[Task item] The answer must restate every entry exactly as it appears.

Data records for software interfaces:
Content starts

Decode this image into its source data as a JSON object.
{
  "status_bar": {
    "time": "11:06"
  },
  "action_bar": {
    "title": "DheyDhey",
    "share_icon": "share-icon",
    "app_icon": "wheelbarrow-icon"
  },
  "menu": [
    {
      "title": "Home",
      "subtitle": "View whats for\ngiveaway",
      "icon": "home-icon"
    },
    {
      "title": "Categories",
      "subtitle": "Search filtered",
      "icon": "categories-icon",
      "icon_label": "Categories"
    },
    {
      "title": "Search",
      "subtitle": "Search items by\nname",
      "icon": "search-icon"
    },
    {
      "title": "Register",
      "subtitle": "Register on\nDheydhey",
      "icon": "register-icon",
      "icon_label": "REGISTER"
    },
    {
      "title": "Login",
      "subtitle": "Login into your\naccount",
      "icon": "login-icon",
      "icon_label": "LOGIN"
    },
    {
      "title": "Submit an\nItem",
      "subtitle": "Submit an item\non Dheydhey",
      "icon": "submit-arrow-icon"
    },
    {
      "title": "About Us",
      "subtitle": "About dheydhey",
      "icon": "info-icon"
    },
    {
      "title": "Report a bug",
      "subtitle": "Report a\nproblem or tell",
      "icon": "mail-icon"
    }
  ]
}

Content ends

[Solution to this problem]
Decode this image into its source data as a JSON object.
{
  "status_bar": {
    "time": "11:06"
  },
  "action_bar": {
    "title": "DheyDhey",
    "share_icon": "share-icon",
    "app_icon": "wheelbarrow-icon"
  },
  "menu": [
    {
      "title": "Home",
      "subtitle": "View whats for\ngiveaway",
      "icon": "home-icon"
    },
    {
      "title": "Categories",
      "subtitle": "Search filtered",
      "icon": "categories-icon",
      "icon_label": "Categories"
    },
    {
      "title": "Search",
      "subtitle": "Search items by\nname",
      "icon": "search-icon"
    },
    {
      "title": "Register",
      "subtitle": "Register on\nDheydhey",
      "icon": "register-icon",
      "icon_label": "REGISTER"
    },
    {
      "title": "Login",
      "subtitle": "Login into your\naccount",
      "icon": "login-icon",
      "icon_label": "LOGIN"
    },
    {
      "title": "Submit an\nItem",
      "subtitle": "Submit an item\non Dheydhey",
      "icon": "submit-arrow-icon"
    },
    {
      "title": "About Us",
      "subtitle": "About dheydhey",
      "icon": "info-icon"
    },
    {
      "title": "Report a bug",
      "subtitle": "Report a\nproblem or tell",
      "icon": "mail-icon"
    }
  ]
}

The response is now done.